Something has come to my attention of late, and I need to get it off my chest. Here it is: a kitchen can be too nice for my liking. Maybe that’s not as weird a fact as I think it is, but I’ve always had a bit of a thing (some might say an obsession) for kitchens being just so – I need the gas stove, the well-designed storage solutions, the attractively finished countertops, the cleanable corners.
What I don’t need, I’ve realised, is things like imported tap-ware, antique-style handles and movable island benchtops. Those types of features, to me, are just overkill. I guess I’ve always been a bit of a functionalist – like, someone who doesn’t have much time for aesthetic details that don’t pull their weight in terms of serving the purpose overall design.
Modern kitchen design, to its credit, does seem to be generally on board with this perspective. I mean, we’ve definitely seen more user-friendly kitchens emerging over the last thirty years or so, right? People don’t want poky little galley kitchens anymore – they want lots of workspace and efficient appliances that do what’s needed without trying to be all things to all kitchen users (leave that in the 1960s).
Why am on about all this? Well, basically, I’m looking into getting a kitchen facelift. Melbourne renovation companies are certainly not in short supply, and a lot of them look to be very good at what they do. I’m just wary of being sucked into buying a whole lot of features that I don’t actually want or need.
You know, it’s really not that I don’t care how things look. It’s more a case of not wanting to succumb to trends. There’s a distinct difference between what’s in fashion and what’s deeply pleasing on an aesthetic level.

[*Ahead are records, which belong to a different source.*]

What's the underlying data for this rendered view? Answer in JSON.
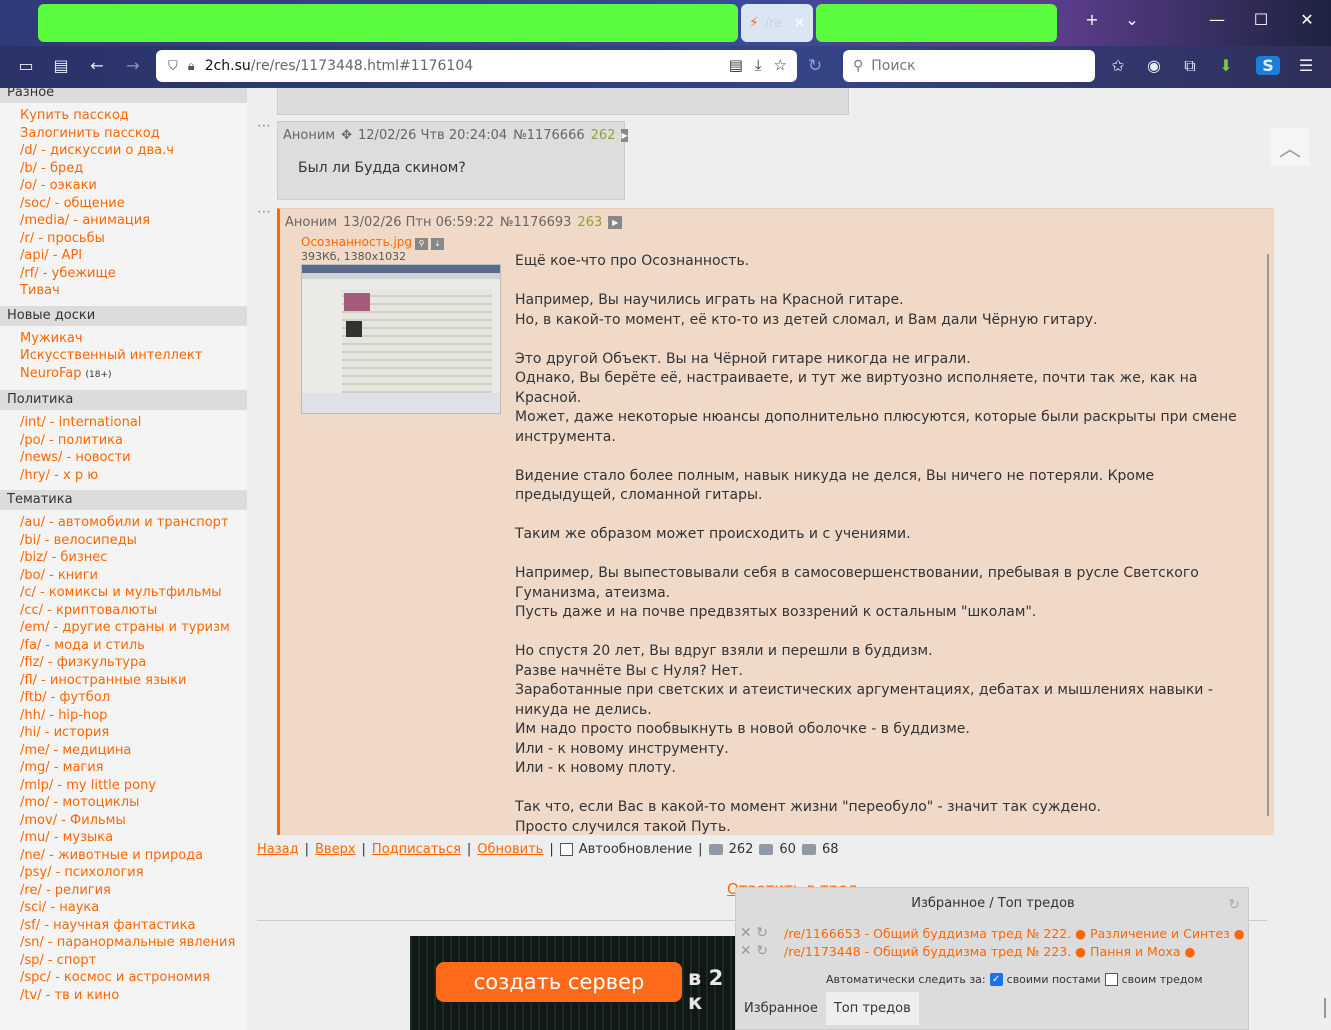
{
  "browser": {
    "tab_title": "/re",
    "url_host": "2ch.su",
    "url_path": "/re/res/1173448.html#1176104",
    "search_placeholder": "Поиск"
  },
  "sidebar": {
    "sections": [
      {
        "title": "Разное",
        "items": [
          "Купить пасскод",
          "Залогинить пасскод",
          "/d/ - дискуссии о два.ч",
          "/b/ - бред",
          "/o/ - оэкаки",
          "/soc/ - общение",
          "/media/ - анимация",
          "/r/ - просьбы",
          "/api/ - API",
          "/rf/ - убежище",
          "Тивач"
        ]
      },
      {
        "title": "Новые доски",
        "items": [
          "Мужикач",
          "Искусственный интеллект",
          "NeuroFap"
        ],
        "badge": "(18+)"
      },
      {
        "title": "Политика",
        "items": [
          "/int/ - international",
          "/po/ - политика",
          "/news/ - новости",
          "/hry/ - х р ю"
        ]
      },
      {
        "title": "Тематика",
        "items": [
          "/au/ - автомобили и транспорт",
          "/bi/ - велосипеды",
          "/biz/ - бизнес",
          "/bo/ - книги",
          "/c/ - комиксы и мультфильмы",
          "/cc/ - криптовалюты",
          "/em/ - другие страны и туризм",
          "/fa/ - мода и стиль",
          "/fiz/ - физкультура",
          "/fl/ - иностранные языки",
          "/ftb/ - футбол",
          "/hh/ - hip-hop",
          "/hi/ - история",
          "/me/ - медицина",
          "/mg/ - магия",
          "/mlp/ - my little pony",
          "/mo/ - мотоциклы",
          "/mov/ - Фильмы",
          "/mu/ - музыка",
          "/ne/ - животные и природа",
          "/psy/ - психология",
          "/re/ - религия",
          "/sci/ - наука",
          "/sf/ - научная фантастика",
          "/sn/ - паранормальные явления",
          "/sp/ - спорт",
          "/spc/ - космос и астрономия",
          "/tv/ - тв и кино"
        ]
      }
    ]
  },
  "posts": [
    {
      "author": "Аноним",
      "date": "12/02/26 Чтв 20:24:04",
      "id": "№1176666",
      "index": "262",
      "text": "Был ли Будда скином?"
    },
    {
      "author": "Аноним",
      "date": "13/02/26 Птн 06:59:22",
      "id": "№1176693",
      "index": "263",
      "file_name": "Осознанность.jpg",
      "file_meta": "393Кб, 1380x1032",
      "lines": [
        "Ещё кое-что про Осознанность.",
        "",
        "Например, Вы научились играть на Красной гитаре.",
        "Но, в какой-то момент, её кто-то из детей сломал, и Вам дали Чёрную гитару.",
        "",
        "Это другой Объект. Вы на Чёрной гитаре никогда не играли.",
        "Однако, Вы берёте её, настраиваете, и тут же виртуозно исполняете, почти так же, как на Красной.",
        "Может, даже некоторые нюансы дополнительно плюсуются, которые были раскрыты при смене инструмента.",
        "",
        "Видение стало более полным, навык никуда не делся, Вы ничего не потеряли. Кроме предыдущей, сломанной гитары.",
        "",
        "Таким же образом может происходить и с учениями.",
        "",
        "Например, Вы выпестовывали себя в самосовершенствовании, пребывая в русле Светского Гуманизма, атеизма.",
        "Пусть даже и на почве предвзятых воззрений к остальным \"школам\".",
        "",
        "Но спустя 20 лет, Вы вдруг взяли и перешли в буддизм.",
        "Разве начнёте Вы с Нуля? Нет.",
        "Заработанные при светских и атеистических аргументациях, дебатах и мышлениях навыки - никуда не делись.",
        "Им надо просто пообвыкнуть в новой оболочке - в буддизме.",
        "Или - к новому инструменту.",
        "Или - к новому плоту.",
        "",
        "Так что, если Вас в какой-то момент жизни \"переобуло\" - значит так суждено.",
        "Просто случился такой Путь."
      ]
    }
  ],
  "thread_nav": {
    "back": "Назад",
    "top": "Вверх",
    "subscribe": "Подписаться",
    "refresh": "Обновить",
    "autorefresh": "Автообновление",
    "posts_count": "262",
    "images_count": "60",
    "users_count": "68",
    "reply": "Ответить в тред"
  },
  "banner": {
    "cta": "создать сервер",
    "side_text": "в 2 к"
  },
  "favorites": {
    "header": "Избранное / Топ тредов",
    "threads": [
      "/re/1166653 - Общий буддизма тред № 222. ● Различение и Синтез ●",
      "/re/1173448 - Общий буддизма тред № 223. ● Пання и Моха ●"
    ],
    "auto_follow_label": "Автоматически следить за:",
    "opt_own_posts": "своими постами",
    "opt_own_thread": "своим тредом",
    "tab_favorites": "Избранное",
    "tab_top": "Топ тредов"
  },
  "colors": {
    "link": "#ff6600",
    "highlighted_post": "#f0d9c7",
    "post_number": "#8ba33a",
    "tab_placeholder": "#5bfb3f"
  }
}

In my book, true beauty in home interiors comes down to functionality being elegantly blended into the environment in a way that makes so much sense you barely even notice it.